“It can be confirmed one of the bullets struck the vehicle on the driver’s wing mirror,” the IIO said in a statement. “The affected person was not hit by any police bullets at this scene.”
Thunderblanket continued to drive his vehicle until he was out of sight, 200 metres from where the police laid their spike belts. The police held back at a distance of about 75 metres from the vehicle for about 40 minutes while they waited for an emergency response team to arrive.
“By then, the affected person had exited the vehicle, crossed the highway and made his way down a steep embankment.
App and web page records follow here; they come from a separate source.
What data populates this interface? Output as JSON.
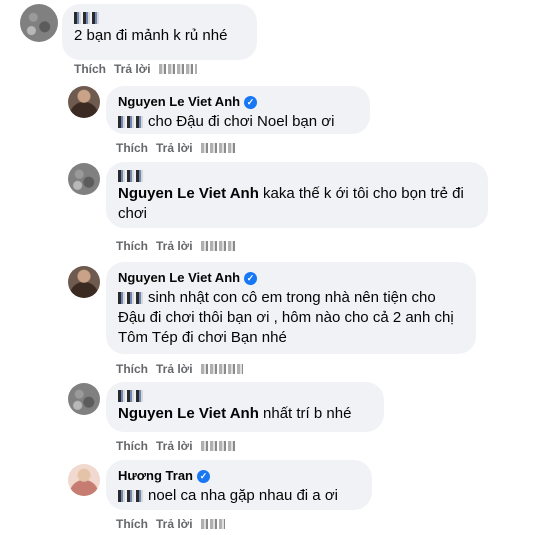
{
  "comments": [
    {
      "author": "",
      "text": "2 bạn đi mảnh k rủ nhé",
      "like": "Thích",
      "reply": "Trả lời"
    },
    {
      "author": "Nguyen Le Viet Anh",
      "text": "cho Đậu đi chơi Noel bạn ơi",
      "like": "Thích",
      "reply": "Trả lời"
    },
    {
      "author": "",
      "author_strong": "Nguyen Le Viet Anh",
      "text": "kaka thế k ới tôi cho bọn trẻ đi chơi",
      "like": "Thích",
      "reply": "Trả lời"
    },
    {
      "author": "Nguyen Le Viet Anh",
      "text": "sinh nhật con cô em trong nhà nên tiện cho Đậu đi chơi thôi bạn ơi , hôm nào cho cả 2 anh chị Tôm Tép đi chơi Bạn nhé",
      "like": "Thích",
      "reply": "Trả lời"
    },
    {
      "author": "",
      "author_strong": "Nguyen Le Viet Anh",
      "text": "nhất trí b nhé",
      "like": "Thích",
      "reply": "Trả lời"
    },
    {
      "author": "Hương Tran",
      "text": "noel ca nha gặp nhau đi a ơi",
      "like": "Thích",
      "reply": "Trả lời"
    }
  ]
}
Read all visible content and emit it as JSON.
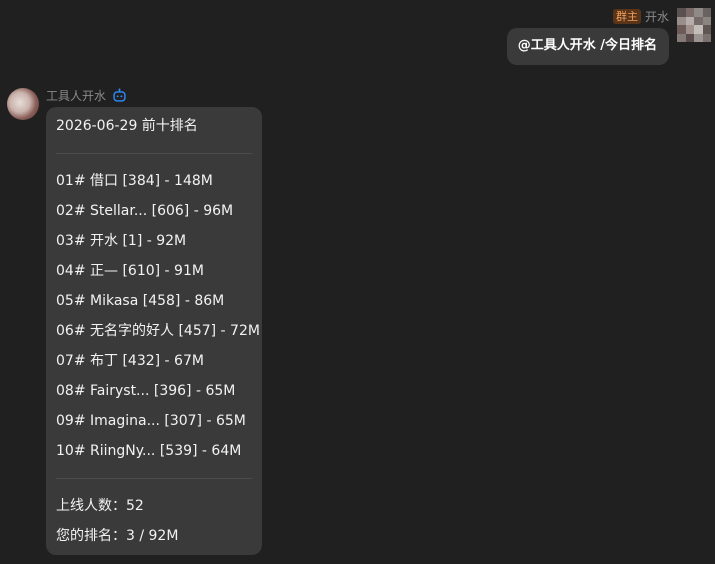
{
  "outgoing": {
    "role_badge": "群主",
    "sender_name": "开水",
    "message": "@工具人开水 /今日排名"
  },
  "incoming": {
    "sender_name": "工具人开水",
    "sender_icon": "bot-icon",
    "title": "2026-06-29 前十排名",
    "rankings": [
      "01# 借口 [384] - 148M",
      "02# Stellar... [606] - 96M",
      "03# 开水 [1] - 92M",
      "04# 正— [610] - 91M",
      "05# Mikasa [458] - 86M",
      "06# 无名字的好人 [457] - 72M",
      "07# 布丁 [432] - 67M",
      "08# Fairyst... [396] - 65M",
      "09# Imagina... [307] - 65M",
      "10# RiingNy... [539] - 64M"
    ],
    "online_count": "上线人数：52",
    "your_rank": "您的排名：3 / 92M"
  },
  "colors": {
    "background": "#202020",
    "bubble": "#3a3a3a",
    "badge_bg": "#5a3418",
    "badge_text": "#f0a060",
    "bot_icon": "#2f8cff"
  }
}
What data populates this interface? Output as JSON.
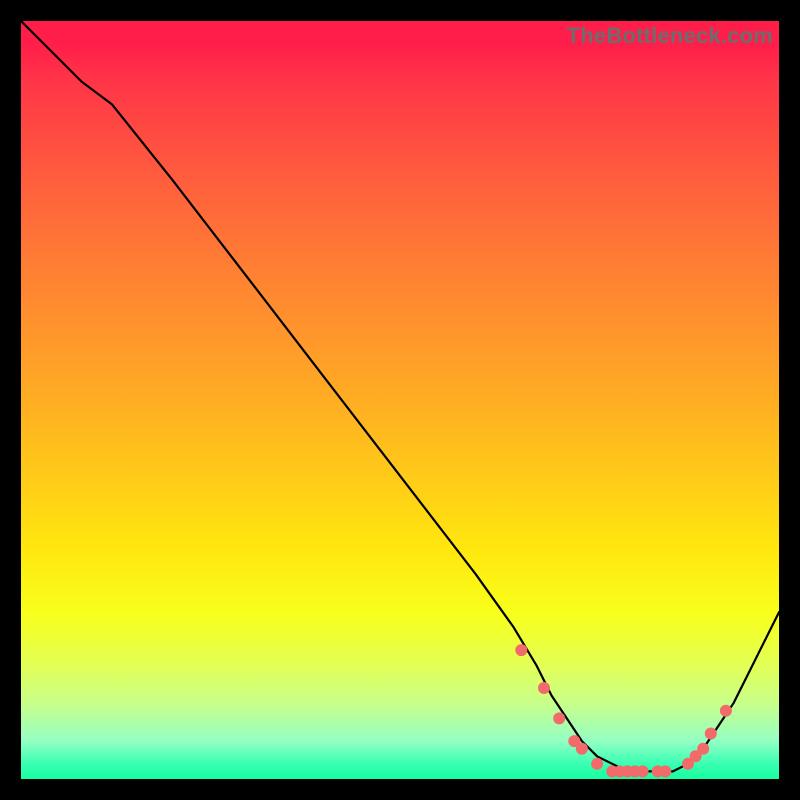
{
  "watermark": "TheBottleneck.com",
  "chart_data": {
    "type": "line",
    "title": "",
    "xlabel": "",
    "ylabel": "",
    "xlim": [
      0,
      100
    ],
    "ylim": [
      0,
      100
    ],
    "grid": false,
    "legend": false,
    "series": [
      {
        "name": "curve",
        "x": [
          0,
          8,
          12,
          20,
          30,
          40,
          50,
          60,
          65,
          68,
          70,
          72,
          74,
          76,
          78,
          80,
          82,
          84,
          86,
          88,
          90,
          92,
          94,
          96,
          98,
          100
        ],
        "values": [
          100,
          92,
          89,
          79,
          66,
          53,
          40,
          27,
          20,
          15,
          11,
          8,
          5,
          3,
          2,
          1,
          1,
          1,
          1,
          2,
          4,
          7,
          10,
          14,
          18,
          22
        ]
      }
    ],
    "data_points": {
      "name": "highlighted-points",
      "x": [
        66,
        69,
        71,
        73,
        74,
        76,
        78,
        79,
        80,
        81,
        82,
        84,
        85,
        88,
        89,
        90,
        91,
        93
      ],
      "values": [
        17,
        12,
        8,
        5,
        4,
        2,
        1,
        1,
        1,
        1,
        1,
        1,
        1,
        2,
        3,
        4,
        6,
        9
      ],
      "color": "#f26a6a"
    },
    "background_gradient": {
      "direction": "vertical",
      "stops": [
        {
          "pos": 0,
          "color": "#ff1e4a"
        },
        {
          "pos": 50,
          "color": "#ffb820"
        },
        {
          "pos": 80,
          "color": "#f2ff30"
        },
        {
          "pos": 100,
          "color": "#15ff9f"
        }
      ]
    }
  }
}
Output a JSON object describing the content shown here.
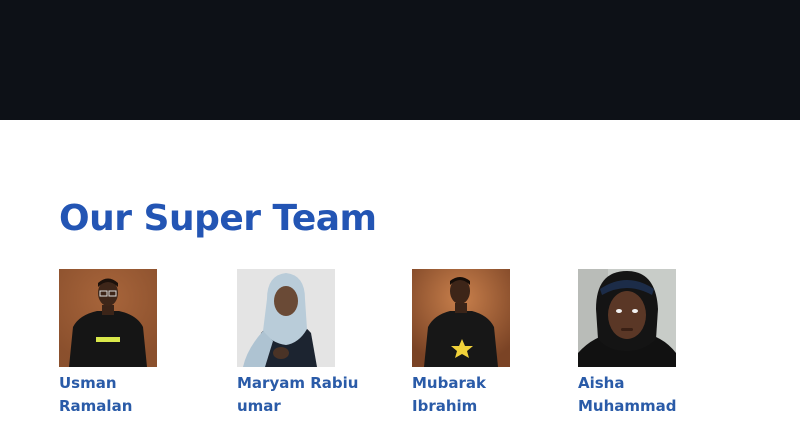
{
  "header": {
    "background": "#0d1117"
  },
  "team": {
    "title": "Our Super Team",
    "title_color": "#2355b4",
    "members": [
      {
        "name_line1": "Usman",
        "name_line2": "Ramalan",
        "photo": "portrait-man-black-tshirt-brown-background"
      },
      {
        "name_line1": "Maryam Rabiu",
        "name_line2": "umar",
        "photo": "portrait-woman-light-blue-hijab-white-background"
      },
      {
        "name_line1": "Mubarak",
        "name_line2": "Ibrahim",
        "photo": "portrait-man-star-tshirt-brown-background"
      },
      {
        "name_line1": "Aisha",
        "name_line2": "Muhammad",
        "photo": "portrait-woman-black-hijab-grey-background"
      }
    ]
  }
}
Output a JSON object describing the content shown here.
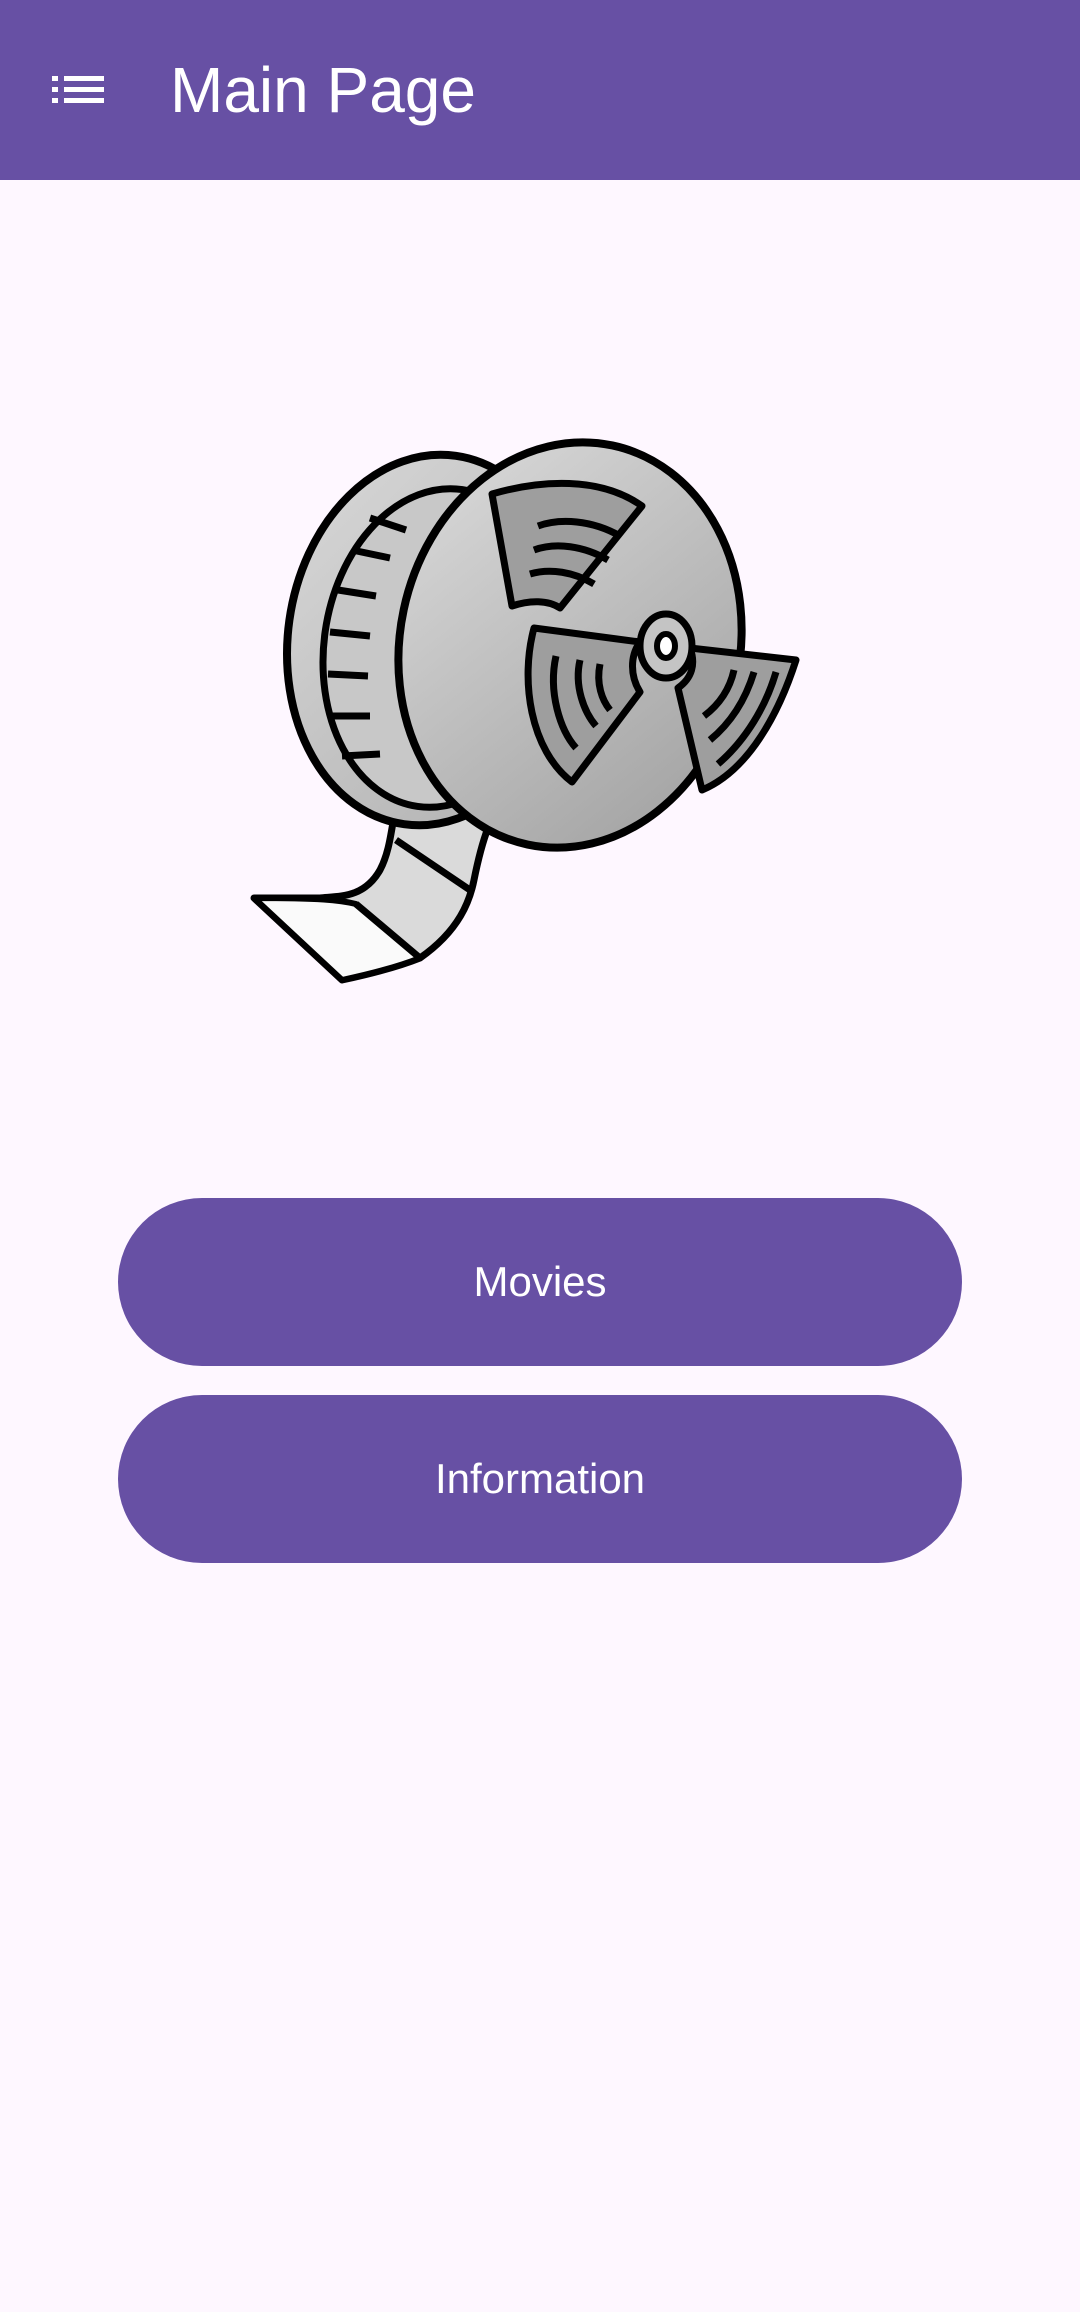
{
  "app_bar": {
    "title": "Main Page",
    "menu_icon": "list-icon",
    "background": "#6750A4"
  },
  "hero": {
    "icon": "film-reel-icon"
  },
  "buttons": {
    "movies_label": "Movies",
    "information_label": "Information"
  },
  "colors": {
    "primary": "#6750A4",
    "background": "#FEF7FF",
    "on_primary": "#FFFFFF"
  }
}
A police service dog was then deployed with no success. Police concluded the search at 11:42 p.m. when they set up containment around the forest,” the IIO stated.
The search for Thunderblanket resumed the next morning, and at just after 10 a.m. on Oct. 12 he was located deceased, in a river.
“An autopsy was completed and attended by an IIO forensic investigator. The autopsy concluded the cause of death to be a head trauma consistent with an impact against a rock. The male sustained a flesh wound in the forearm from what is believed to be a 9 mm bullet. This wound is believed to have been caused by the first interaction with the officer in Golden,” the IIO said in their statement.
In an interview with the Revelstoke Mountaineer, IIO spokesperson Aidan Buckley said that the IIO had released their jurisdiction of the investigation because the flesh wound to Thunderblanket’s arm didn’t meet the IIO’s definition of serious harm.
“That initial injury wouldn’t have met our definition of serious harm,” Buckley said. “There is no cause of a direct police action which resulted in [Thunderblanket’s death].”
Buckley confirmed that Thunderblanket’s body was found in the Illecillewaet River, which runs roughly parallel to the Trans-Canada Highway east of Revelstoke. Sections of the river in the area, such as in Box Canyon, are characterized by rocky, sheer cliffs that could easily lead to a fatal fall.
The IIO sent nine investigators to Golden and Revelstoke to look into the case. While here in Revelstoke, they interviewed civilian witnesses and police. They reviewed police radio logs, video evidence and physical evidence at the scene. According to the Police Act, the IIO must investigate incidents where there is serious harm as a result of police action.
“The IIO’s investigation concluded that there is no causal connection between any of the actions of police and the death of [Thunderblanket.] As such the IIO will be releasing jurisdiction of this matter,” the IIO said in a statement.
The investigation has been “released” by the IIO, and now the RCMP and BC Coroners Service continue to investigate.
B.C. Coroners Service spokesperson: Public inquest possible
B.C. Coroners Service spokesperson Barb McLintock said they will continue to investigate the incident, saying it was too early to say how long the investigation would take.
She said the investigation will look at the entire incident, from Golden to Revelstoke, to find out more.
She said one of the findings they would seek to would be to determine if this was an instance of an “in custody” death. She said she had seen the IIO’s statement from Oct. 28, which said Thunderblanket had fled from a roadblock east of Revelstoke. However, she said the issue of whether Thunderblanket was in custody will be part of the B.C. Coroners Service investigation.
“Sometimes there is a thin line when you are looking at pursuits from a legal point of view,” McLintock said. “It may end up going to a public inquest, but it’s too early to say.”
The B.C. Coroners Service investigates unnatural, sudden, unexpected or unexplained deaths. Their mandate is to improve public safety and to determine the cause of death and classify the death, but not to place blame.
The Revelstoke Mountaineer has contacted the Revelstoke RCMP for comment, but a police spokesperson was not immediately available.
At the time of the confrontation with B.C. RCMP, Thunderblanket was wanted in Saskatchewan for murder and attempted murder in a shooting incident on Oct. 10 that left Tami Frank dead and her sister Lacy seriously injured. Family members told local media that Thunderblanket was the estranged ex-boyfriend of Tami Frank.